How can Juul be banned when cigarettes aren't?

The move is especially interesting for myriad reasons. I’ll just mention two or three, and please share more below if you like.

The first is the totality and specificity of the ban. When we ban products that pose a risk to human health, we usually ban the category of products, not just one brand. And typically, in the U.S., our approach to drugs that we deem especially dangerous is to heavily regulate their use. It’s rare to see anything banned entirely, swept from the shelves as though it were contaminated lettuce. We haven’t even managed to ban old-school combustible cigarettes, which have been implicated as a leading cause of disease death for decades. With a prescription, Americans can buy opioids, tranquilizers, amphetamines; without a prescription they can buy alcohol, which accounts for some 2.4 million deaths globally each year.

Tobacco accounts for some 8.7 million.

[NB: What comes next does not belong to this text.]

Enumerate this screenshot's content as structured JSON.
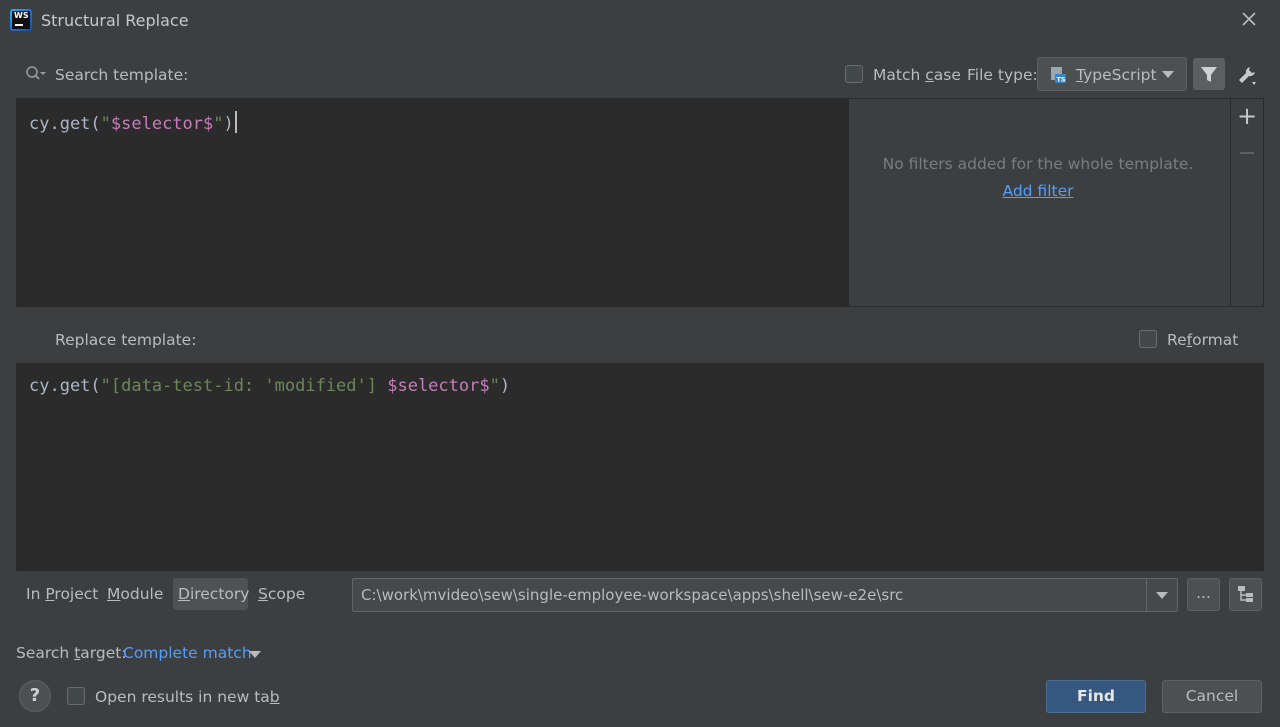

This isn’t just another moment of whataboutism. With stakes so high, a product that replaced tobacco use could theoretically be unsafe and yet also reduce the overall harm of tobacco. I’m not saying that’s the case; only that this isn’t a safety calculus that our regulatory system is designed to weigh.